> **TASK DETAILS**
Which of the lines in the data below contain the string "icon"? Copy each of them.

> **Stored items from a collection**
*** Block opens ***
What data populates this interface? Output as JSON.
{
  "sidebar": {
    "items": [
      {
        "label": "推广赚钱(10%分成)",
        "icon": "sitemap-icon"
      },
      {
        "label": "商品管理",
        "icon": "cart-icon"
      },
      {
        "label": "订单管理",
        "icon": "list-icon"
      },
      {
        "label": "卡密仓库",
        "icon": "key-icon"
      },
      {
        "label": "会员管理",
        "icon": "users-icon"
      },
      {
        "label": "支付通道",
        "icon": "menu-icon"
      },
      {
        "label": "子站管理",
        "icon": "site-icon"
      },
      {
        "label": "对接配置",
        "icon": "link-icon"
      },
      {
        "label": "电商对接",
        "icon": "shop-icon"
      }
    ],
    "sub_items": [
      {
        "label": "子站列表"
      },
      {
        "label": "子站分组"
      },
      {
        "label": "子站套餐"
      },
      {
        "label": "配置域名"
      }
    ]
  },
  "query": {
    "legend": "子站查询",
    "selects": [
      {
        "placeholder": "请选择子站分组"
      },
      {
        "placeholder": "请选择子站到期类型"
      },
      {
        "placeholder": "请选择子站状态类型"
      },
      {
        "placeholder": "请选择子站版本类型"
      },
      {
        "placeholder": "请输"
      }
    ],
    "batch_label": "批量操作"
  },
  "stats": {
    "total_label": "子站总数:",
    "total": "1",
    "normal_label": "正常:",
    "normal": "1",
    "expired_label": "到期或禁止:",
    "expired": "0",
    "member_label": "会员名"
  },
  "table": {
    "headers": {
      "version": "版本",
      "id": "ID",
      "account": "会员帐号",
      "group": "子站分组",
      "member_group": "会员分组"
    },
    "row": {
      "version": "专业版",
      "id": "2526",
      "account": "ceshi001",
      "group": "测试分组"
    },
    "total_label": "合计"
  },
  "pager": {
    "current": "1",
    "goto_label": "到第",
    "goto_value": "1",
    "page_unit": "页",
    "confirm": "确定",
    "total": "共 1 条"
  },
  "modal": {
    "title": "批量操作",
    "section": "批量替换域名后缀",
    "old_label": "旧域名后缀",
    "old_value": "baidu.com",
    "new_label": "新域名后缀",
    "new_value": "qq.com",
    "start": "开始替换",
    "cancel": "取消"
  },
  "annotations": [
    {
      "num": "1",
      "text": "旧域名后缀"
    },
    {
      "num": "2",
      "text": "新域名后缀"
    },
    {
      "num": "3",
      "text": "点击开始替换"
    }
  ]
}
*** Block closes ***
> **WRITTEN REPLY**
        "icon": "sitemap-icon"
        "icon": "cart-icon"
        "icon": "list-icon"
        "icon": "key-icon"
        "icon": "users-icon"
        "icon": "menu-icon"
        "icon": "site-icon"
        "icon": "link-icon"
        "icon": "shop-icon"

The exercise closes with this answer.